“I’ve been in this spot before and got the rug pulled out from under me,” he said.
So Curtin did the only thing that made sense to him at the time. It was unconventional, but to Curtin, it felt right.
“I went out and walked the dog. I didn’t want to drive myself nuts watching the race.”
When Curtin returned, he saw that 3-5 shot Capture Your Dream had won. None of his close pursuers had used him. First-place and $18,000 was his!
“I was so relieved,” he said. “There were a bunch of horses that could screw things up for me. Chalk is your friend in that situation.”
The happy ending also changed Curtin’s plans for Sunday.
“I wasn’t originally going to play, especially if Saturday was a disaster, but I figured, ‘What the heck?’ I have money in my account, I have time to look at the races, I’ll play.”
He entered the richest Sunday game available, the $10,000 Guaranteed Pick & Pray which ultimately closed with a purse of $15,359. A few races into the contest, things were not going well.
“I wasn’t hitting anything,” Curtin said.
Indeed, through the first seven races of the 12-race contest, Stephen had just two place cashes worth a total of $11.80.
“The good news,” he said, “was that there was one good price early in the sequence, and only Sarah Wiener had it. Usually in those situations, a price comes, 10 people have it, and you think to yourself, ‘I’m done.’ At least now, I was thinking, ‘She has a big lead, I might not catch her, but I might hit the board.’”
Curtin began his comeback when 10-1 shot Royal Intrigue won the 8th at Woodbine. Curtin was disappointed to see about 10 others on the longshot, but he desperately needed the $34.00 in win-place collections.
He followed that up by connecting on a more modest 7-2 shot at Del Mar and a 5-1, Charlton Baker-trained winner in the 11th at Saratoga.
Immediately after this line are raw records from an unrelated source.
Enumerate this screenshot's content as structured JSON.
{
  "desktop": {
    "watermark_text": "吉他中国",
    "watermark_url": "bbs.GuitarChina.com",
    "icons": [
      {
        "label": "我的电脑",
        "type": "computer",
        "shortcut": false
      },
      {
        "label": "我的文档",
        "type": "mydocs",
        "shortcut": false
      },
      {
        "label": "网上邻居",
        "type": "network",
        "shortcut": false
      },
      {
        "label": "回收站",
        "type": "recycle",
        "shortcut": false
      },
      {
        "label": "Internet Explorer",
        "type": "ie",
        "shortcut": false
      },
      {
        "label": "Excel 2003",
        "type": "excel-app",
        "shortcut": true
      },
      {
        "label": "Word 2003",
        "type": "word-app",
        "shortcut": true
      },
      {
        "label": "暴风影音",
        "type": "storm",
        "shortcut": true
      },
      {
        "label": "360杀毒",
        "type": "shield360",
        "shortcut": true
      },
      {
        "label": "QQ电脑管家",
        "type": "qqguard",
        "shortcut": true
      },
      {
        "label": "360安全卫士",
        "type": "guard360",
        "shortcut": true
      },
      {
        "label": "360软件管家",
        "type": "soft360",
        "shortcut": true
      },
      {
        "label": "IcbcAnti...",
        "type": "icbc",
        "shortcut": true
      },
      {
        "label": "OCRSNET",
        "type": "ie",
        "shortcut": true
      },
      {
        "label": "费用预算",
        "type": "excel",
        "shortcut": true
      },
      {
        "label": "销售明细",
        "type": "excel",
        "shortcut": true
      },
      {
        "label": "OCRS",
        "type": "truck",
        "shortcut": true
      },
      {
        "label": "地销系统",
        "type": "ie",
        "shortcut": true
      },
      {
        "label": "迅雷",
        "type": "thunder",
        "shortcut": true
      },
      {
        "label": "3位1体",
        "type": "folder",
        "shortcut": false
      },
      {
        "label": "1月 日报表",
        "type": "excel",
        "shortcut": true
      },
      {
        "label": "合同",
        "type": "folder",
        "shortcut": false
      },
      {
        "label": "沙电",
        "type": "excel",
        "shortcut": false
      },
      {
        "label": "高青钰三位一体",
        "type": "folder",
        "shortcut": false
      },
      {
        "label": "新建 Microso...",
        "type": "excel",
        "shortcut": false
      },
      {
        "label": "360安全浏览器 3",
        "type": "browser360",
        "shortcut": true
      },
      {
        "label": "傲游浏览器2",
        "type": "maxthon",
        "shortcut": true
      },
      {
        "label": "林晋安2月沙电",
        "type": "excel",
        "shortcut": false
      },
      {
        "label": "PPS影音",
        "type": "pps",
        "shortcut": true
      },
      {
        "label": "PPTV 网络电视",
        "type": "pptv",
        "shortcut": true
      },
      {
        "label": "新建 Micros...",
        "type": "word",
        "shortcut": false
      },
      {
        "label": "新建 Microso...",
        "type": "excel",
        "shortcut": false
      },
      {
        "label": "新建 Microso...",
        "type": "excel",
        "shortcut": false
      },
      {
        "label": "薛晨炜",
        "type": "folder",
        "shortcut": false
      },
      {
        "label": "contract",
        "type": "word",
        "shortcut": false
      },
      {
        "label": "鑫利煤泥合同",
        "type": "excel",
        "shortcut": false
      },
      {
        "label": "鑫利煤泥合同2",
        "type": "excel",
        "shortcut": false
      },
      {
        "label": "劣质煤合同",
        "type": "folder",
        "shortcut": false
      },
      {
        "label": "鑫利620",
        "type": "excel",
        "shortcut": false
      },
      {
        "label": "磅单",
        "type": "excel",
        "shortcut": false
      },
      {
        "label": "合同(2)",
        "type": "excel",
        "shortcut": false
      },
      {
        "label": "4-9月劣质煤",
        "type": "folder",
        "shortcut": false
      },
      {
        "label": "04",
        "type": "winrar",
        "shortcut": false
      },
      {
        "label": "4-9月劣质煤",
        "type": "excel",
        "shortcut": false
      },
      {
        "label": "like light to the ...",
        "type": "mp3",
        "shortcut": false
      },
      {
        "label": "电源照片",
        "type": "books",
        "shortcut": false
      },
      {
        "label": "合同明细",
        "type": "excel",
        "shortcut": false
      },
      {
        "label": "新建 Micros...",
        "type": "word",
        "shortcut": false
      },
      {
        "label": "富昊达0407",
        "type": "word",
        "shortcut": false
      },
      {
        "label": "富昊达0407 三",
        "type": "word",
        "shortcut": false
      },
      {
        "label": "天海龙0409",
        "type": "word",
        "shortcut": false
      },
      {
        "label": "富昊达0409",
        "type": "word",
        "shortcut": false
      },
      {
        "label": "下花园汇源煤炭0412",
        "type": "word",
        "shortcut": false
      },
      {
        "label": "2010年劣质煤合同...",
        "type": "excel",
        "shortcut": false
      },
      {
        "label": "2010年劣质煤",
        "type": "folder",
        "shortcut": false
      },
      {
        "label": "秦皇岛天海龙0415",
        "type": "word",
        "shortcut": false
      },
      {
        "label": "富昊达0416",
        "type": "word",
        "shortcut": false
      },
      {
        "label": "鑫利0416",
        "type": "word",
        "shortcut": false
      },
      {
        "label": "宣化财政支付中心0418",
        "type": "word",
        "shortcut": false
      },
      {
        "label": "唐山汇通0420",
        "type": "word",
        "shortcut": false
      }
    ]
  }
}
The two wins shot him all the way into second place. Somewhat remarkably, the Saratoga winner was Curtin’s first of the weekend.
“I was wrong about Saratoga the whole weekend,” he laughed. “The funny thing is, that’s the circuit I follow the closest, and I was at Saratoga the weekend before.”
Curtin’s pick in the next-to-last contest race, the 5th at Del Mar, finished up the track, and that left him just one more chance to catch up…the 6th race at Del Mar. By now the leader was Raymond Riley. Curtin was still in second place, behind by $20.00.
Fortunately for Curtin, he and Riley were on different horses in the Pick & Pray. However, Curtin’s—Spring Lily—sat at 4-1 or 9-2 for most of the betting. That wouldn’t get it done. Only as the horses were about to load into the gate did Spring Lily (who was 5-1 in the morning line) rise to 6-1. It looked like Curtin was still alive after all.
The race started and this time Curtin was watching live…not walking his dog.
As the field entered the stretch, Curtin’s horse, Riley’s horse and one other were all head and head with a good distance back to the rest. Riley’s horse gave way first and would finish third. Spring Lily under Gary Stevens kept grinding and won. But the morning line favorite finished second. Would Curtin collect enough to pull off the consecutive-day sweep?
Yes! Spring Lily had drifted all the way up to 6.90 to 1 and paid $15.80 to win and $7.60 to place. Curtin won the Sunday top prize of $6,911 by $6.20.
Curtin couldn’t believe his good fortune. Some of the $24,911 that he won was immediately “reinvested” by Curtin in tickets for him and his wife to see Billy Joel this Friday night at Fenway Park. (Andrea is a big Billy Joel fan and had expressed interest over the years in seeing him, but it never quite worked out. Stephen thought it would be a nice surprise for her when she got back home.)
Still, while Curtin admitted that winning $24,000 will make a real financial difference to him and his family, the HorseTourneys victories meant as much to him for the accomplishment as for the money.
“There are so many great players at HorseTourneys. To do well against them is exciting. For me, horse racing is just a hobby, and when things go right, it’s great. I’ll remember this weekend for a long time. And now, things are back to normal.”
Because Andrea and the boys are home from their camping trip?
“No,” Curtin replied. “Because I finished 45th in a $12 tournament today.”